Pressure relief valves are essential safety devices used to counter an overpressure event in a pressure vessel or piping system. They are fail-safe devices; when the pressure reaches the designated limit known as maximum allowable working pressure (MAWP), the valve releases pressure to avoid over-pressurization. Robust safety protocols are imperative for running pressure vessels efficiently and hazard-free.
Therefore, paying attention to the pressure relief valves with an adequate safety assessment is vital. It is equally important to ensure the pressure relief valves are compatible in terms of size, material, and quality for optimal operation.
Introduction to Pressure Relief Valves
Initially developed in the industrial revolution to mitigate explosions in steam boilers, pressure safety relief valves are widely used in an array of areas like water treatment systems, chemical plants, and others.
Typically, a pressure relief device discharges excessive developed system pressure through an outlet into a relief discharge area to maintain normal operating conditions. This entails a discharge system that allows for the pressure relief valve to allow a rated flow capacity through the valve and for the valve to then close once pressure has reduced back to normal.
It’s worth noting that safety valves and relief valves are not synonymous; they differ in their reaction time. Safety valves respond rapidly to open at the required set pressure, while relief valves open gradually.
For proper operations and under normal circumstances, the valves open at or below the maximum allowable working pressure (MAWP) of the pressure vessel or system.
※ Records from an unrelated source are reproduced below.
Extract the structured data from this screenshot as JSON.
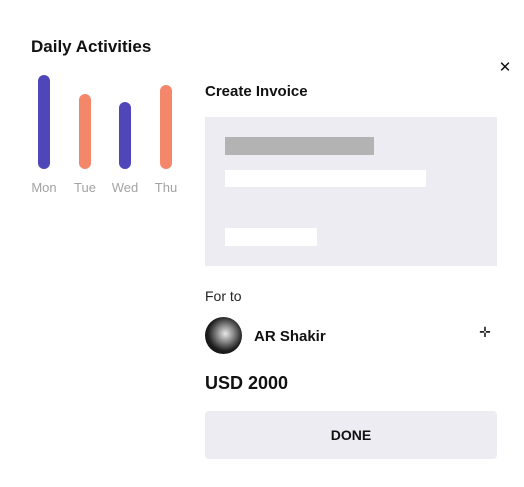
{
  "activity_card": {
    "title": "Daily Activities"
  },
  "chart_data": {
    "type": "bar",
    "categories": [
      "Mon",
      "Tue",
      "Wed",
      "Thu"
    ],
    "values": [
      0.82,
      0.65,
      0.58,
      0.73
    ],
    "colors": [
      "#4f46ba",
      "#f4876a",
      "#4f46ba",
      "#f4876a"
    ],
    "ylim": [
      0,
      1
    ],
    "grid": false,
    "title": "Daily Activities"
  },
  "invoice": {
    "close_icon": "close-icon",
    "title": "Create Invoice",
    "for_label": "For to",
    "recipient_name": "AR Shakir",
    "add_icon": "plus-icon",
    "amount": "USD 2000",
    "done_label": "DONE"
  },
  "colors": {
    "primary_bar": "#4f46ba",
    "accent_bar": "#f4876a",
    "panel_bg": "#edecf2",
    "placeholder_gray": "#b3b3b3"
  }
}
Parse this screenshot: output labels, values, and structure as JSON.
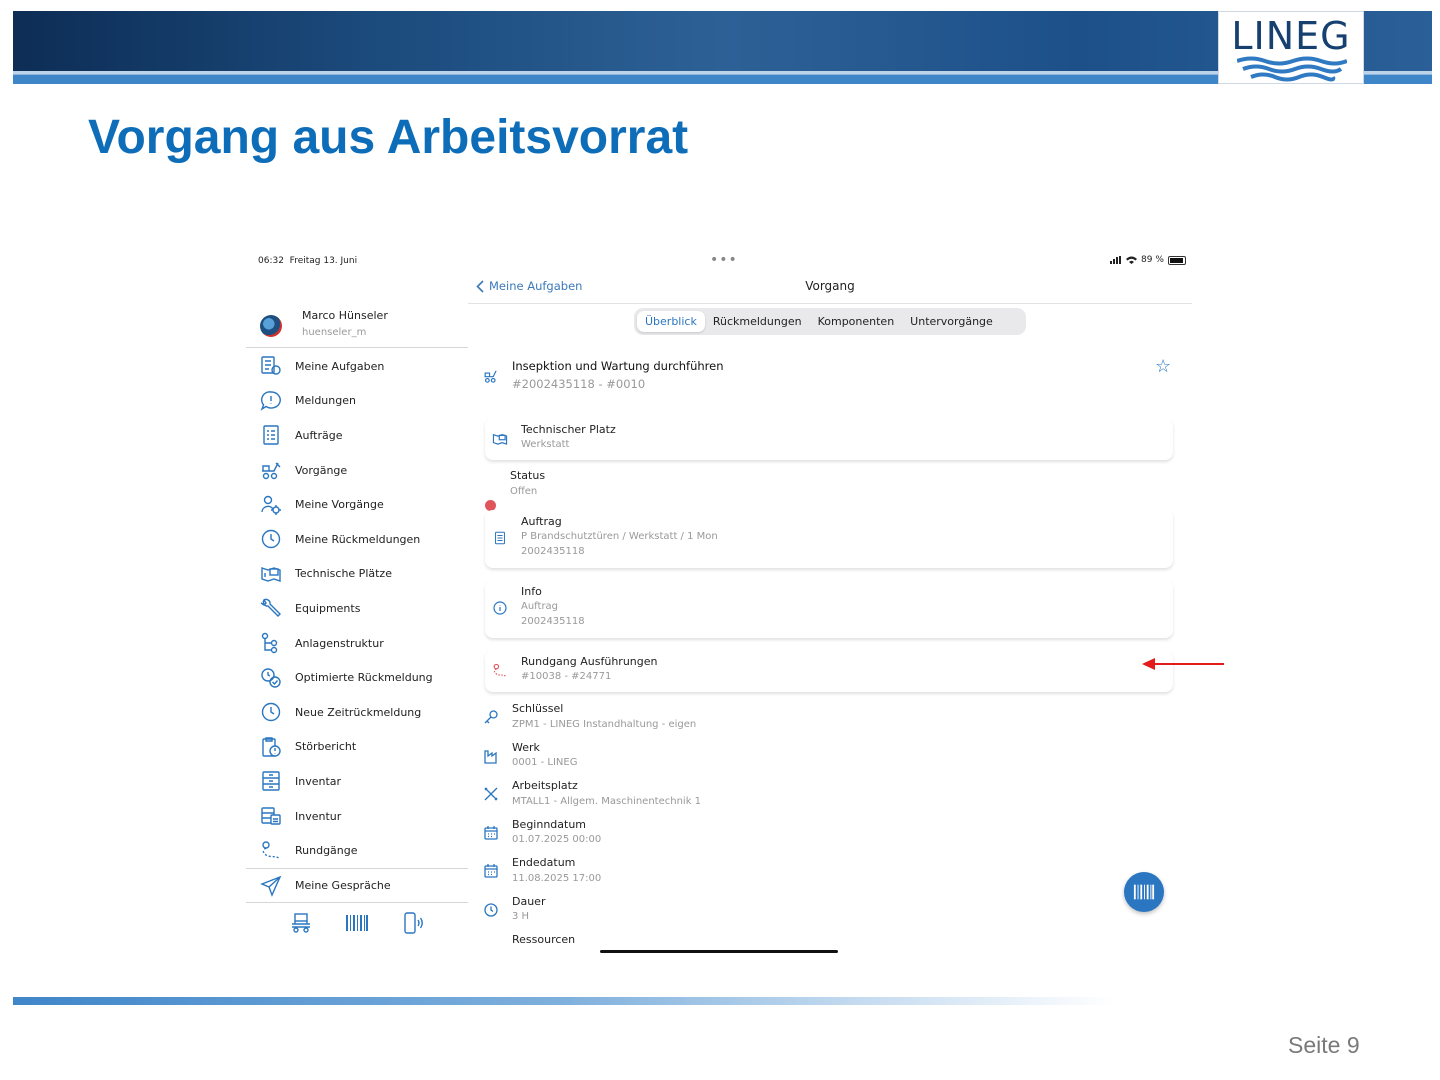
{
  "logo": {
    "text": "LINEG"
  },
  "slide": {
    "title": "Vorgang aus Arbeitsvorrat",
    "page": "Seite 9"
  },
  "statusbar": {
    "time": "06:32",
    "date": "Freitag 13. Juni",
    "battery": "89 %"
  },
  "user": {
    "name": "Marco Hünseler",
    "id": "huenseler_m"
  },
  "nav": [
    {
      "label": "Meine Aufgaben",
      "icon": "tasks-icon"
    },
    {
      "label": "Meldungen",
      "icon": "message-alert-icon"
    },
    {
      "label": "Aufträge",
      "icon": "order-list-icon"
    },
    {
      "label": "Vorgänge",
      "icon": "operations-icon"
    },
    {
      "label": "Meine Vorgänge",
      "icon": "my-operations-icon"
    },
    {
      "label": "Meine Rückmeldungen",
      "icon": "clock-icon"
    },
    {
      "label": "Technische Plätze",
      "icon": "functional-location-icon"
    },
    {
      "label": "Equipments",
      "icon": "wrench-icon"
    },
    {
      "label": "Anlagenstruktur",
      "icon": "hierarchy-icon"
    },
    {
      "label": "Optimierte Rückmeldung",
      "icon": "optimized-confirmation-icon"
    },
    {
      "label": "Neue Zeitrückmeldung",
      "icon": "clock-icon"
    },
    {
      "label": "Störbericht",
      "icon": "malfunction-report-icon"
    },
    {
      "label": "Inventar",
      "icon": "cabinet-icon"
    },
    {
      "label": "Inventur",
      "icon": "inventory-count-icon"
    },
    {
      "label": "Rundgänge",
      "icon": "route-icon"
    },
    {
      "label": "Meine Gespräche",
      "icon": "send-icon"
    }
  ],
  "bottom_icons": [
    "forklift-icon",
    "barcode-icon",
    "nfc-phone-icon"
  ],
  "pane": {
    "back_label": "Meine Aufgaben",
    "title": "Vorgang",
    "tabs": [
      "Überblick",
      "Rückmeldungen",
      "Komponenten",
      "Untervorgänge"
    ],
    "active_tab": "Überblick",
    "header": {
      "title": "Insepktion und Wartung durchführen",
      "subtitle": "#2002435118 - #0010"
    },
    "technischer_platz": {
      "label": "Technischer Platz",
      "value": "Werkstatt"
    },
    "status": {
      "label": "Status",
      "value": "Offen",
      "color": "#e0555a"
    },
    "auftrag": {
      "label": "Auftrag",
      "value1": "P Brandschutztüren / Werkstatt / 1 Mon",
      "value2": "2002435118"
    },
    "info": {
      "label": "Info",
      "value1": "Auftrag",
      "value2": "2002435118"
    },
    "rundgang": {
      "label": "Rundgang Ausführungen",
      "value": "#10038 - #24771"
    },
    "schluessel": {
      "label": "Schlüssel",
      "value": "ZPM1 - LINEG Instandhaltung - eigen"
    },
    "werk": {
      "label": "Werk",
      "value": "0001 - LINEG"
    },
    "arbeitsplatz": {
      "label": "Arbeitsplatz",
      "value": "MTALL1 - Allgem. Maschinentechnik 1"
    },
    "beginndatum": {
      "label": "Beginndatum",
      "value": "01.07.2025 00:00"
    },
    "endedatum": {
      "label": "Endedatum",
      "value": "11.08.2025 17:00"
    },
    "dauer": {
      "label": "Dauer",
      "value": "3 H"
    },
    "ressourcen": {
      "label": "Ressourcen"
    }
  },
  "colors": {
    "accent": "#2a76c0",
    "title_blue": "#0e6db8",
    "arrow": "#e31b1b"
  }
}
The system’s MAWP ought to be at a minimum level of 10% higher than the highest expected operating pressure.
How to Choose the Correct Pressure Relief Valve
Choosing the right pressure safety relief valve can be a challenging task. However, there are several aspects to consider that will ease the process.
The function of the valve
The intended function of a safety valve will determine the requirements for the size and type. The size will include the connection size to the piping system and the variation of the inlet connection. A correctly sized valve must be at least as big as the inlet and discharge piping.
The material of the valve
The material of the valve is important to ensure compatibility with the process fluid in the system as well as ensuring the suitability for the pressure and temperature conditions. This plays an essential part in the safety and durability of the valve. A poor choice could lead to unnecessary wear and tear and even safety concerns. For instance, non-ferrous materials are better suited for corrosive media compared to carbon steels. Valves in stainless steel and bronze material are available to suit possible corrosion issues.
Specific system conditions
In choosing a safety relief valve, it is vital to consider the system conditions in the pressurised vessel. This is the ‘how’ and ‘what’ involved in the system’s operation. It entails the degree of pressure and temperature the valve is expected to experience should an overpressure event occur.
It is critical to determine the temperature and pressure at the valve’s location. This will be helpful to avoid a mismatch of valve types and possible adverse repercussions. Different valve materials can withstand varying conditions. In metal valves, steel can withstand higher temperatures than bronze.
Types of Safety Relief Valves
The standard design safety relief valve incorporates a spring-loaded disc that is held closed against a seat or nozzle fitted to the valve body. The spring is adjustable through a screw mechanism to control the load that the spring exerts on the disc which subsequently ‘sets’ the pressure at which the valve will open.
For corrosive fluids or applications where back pressure from the discharge piping will affect the pressure that the valve will open at, a bellows design safety relief valve should be used. In a bellows safety relief valve, a flexible corrosion resistant element protects the bonnet, spring and stem of the valve from the process fluid.
Pilot-operated safety relief valves are also available where the set pressure for the valve is controlled by a separate pilot valve. This type of safety relief valve uses the line pressure through the pilot valve to hold the disc or piston in the main relief valve closed. Pilot operated safety relief valves offer a high degree of seat tightness, especially as the set pressure is being approached.
Vacuum safety valves
A vacuum safety valve is an air pressure safety valve designed as a preventive safety measure to stop the collapse of a vessel or container during the emptying process. These pressure safety valves also counter the danger of containers collapsing during a cleaning procedure known as hot SIP (sterilisation-in-place) or CIP (clean-in-place). This happens when cold water is used for rinsing after sterilisation in hot temperatures.
Related: The Reasons Why Air Valves are Needed in Water Application: Read in under 5 minutes.
Safety protocol for maintenance
Pressure relief valves are used for maintaining safety measures in a pressure vessel or pressurised system. Regular scheduled maintenance with adequate safety protocol is, therefore, a priority.
It is essential to consider:
- Compliance of the valve with the safety protocols for the system
- Estimated durability or longevity of material required
- Convenience and system stability
As a leading provider for pressure safety relief valves, John Valves prides itself on providing an array of certified, premium quality products. We also provide technical assistance to help you make the right choice of safety valve from our extensive selection. Contact our friendly team here for inquiries.